In October 2014 the Chinese president Xi Jin Ping commented on ‘strange’ Chinese architecture in a speech to Chinese professionals active in the cultural fields (‘art should serve the people’). What he probably means is less waste, fewer frivolous building designs and more responsibility exercised by designers and building approval bodies.
The speech has started a serious discussion among Chinese and international architects and property developers, as all of a sudden, after two decades of creating thousands of ‘strange’ or iconic buildings replacing drab state architecture, the introduction of additional icons are becoming a risky proposition. If the president does not approve of ‘strange’ buildings in China, local planning officials are not going to argue with Beijing.
The difficulty of course is to define ‘strange’. At the moment everyone is waiting to see if the president’s statements can and will be issued as building policy or code, for instance, by setting limits to the cost per square meter by building category; this would prevent approval for an apartment block in the shape of an apple tree (complete with apple balconies) for example.
For everyone who has traveled to Chinese cities, it is obvious that requests by Chinese clients from their award winning architects (often in competition with other award winning architects) to surprise everybody with the next unique idea have indeed culminated in the development of strange buildings. Many foreign architects in China have been uncomfortable with the production of icons for icon’s sake for some time. But sometimes strange buildings win international design awards; case in point, the new CCTV headquarters in Beijing which is currently everyone’s favourite strange building!

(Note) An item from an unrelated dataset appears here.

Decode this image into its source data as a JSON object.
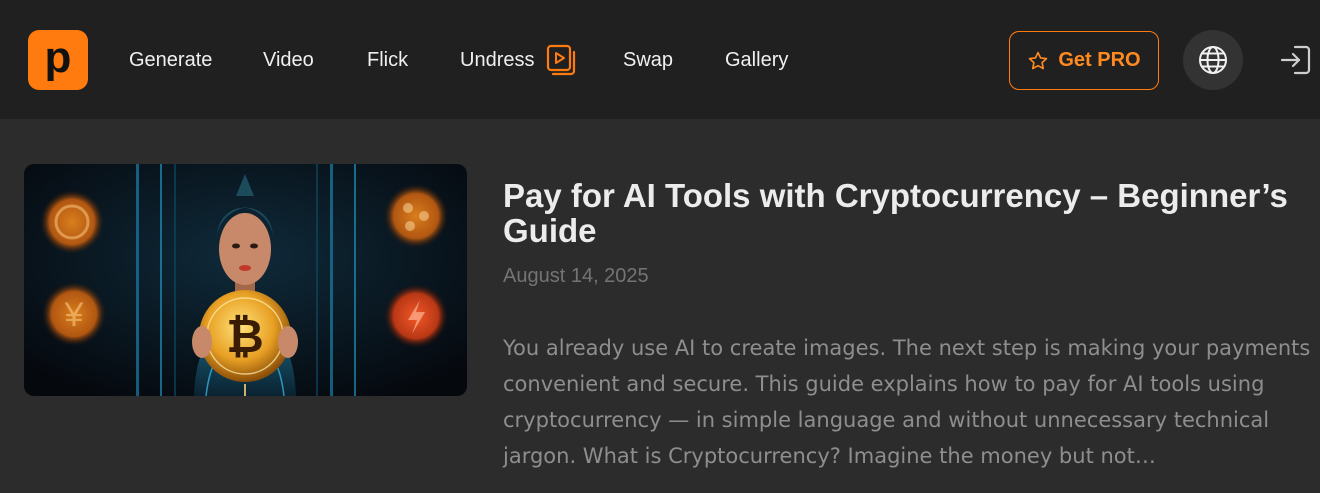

I think this discussion kick-started by the president is beneficial for architecture in China. It could lead to a more considered, constrained design culture, in other words, a more ‘mature’ architecture. In every country exists a fine line between good architecture, strange architecture, ugly architecture and plain bad architecture. Architects around the world respond to a design brief and many factors, especially cost, influence the end result. In China, originality comes cheap with construction workers earning approximately $200 a month: more bang for you buck, you could say.
In China the property market is maturing rapidly, with rising construction costs (in particular labor costs) and now the ‘icon boom’ may be over for good. Clients and government bodies in China in charge of approvals, like their western counterparts, will begin to judge designs more on core performance parameters (including sustainability) and less on pure idea and shape alone. It would be too risky otherwise; the president is watching!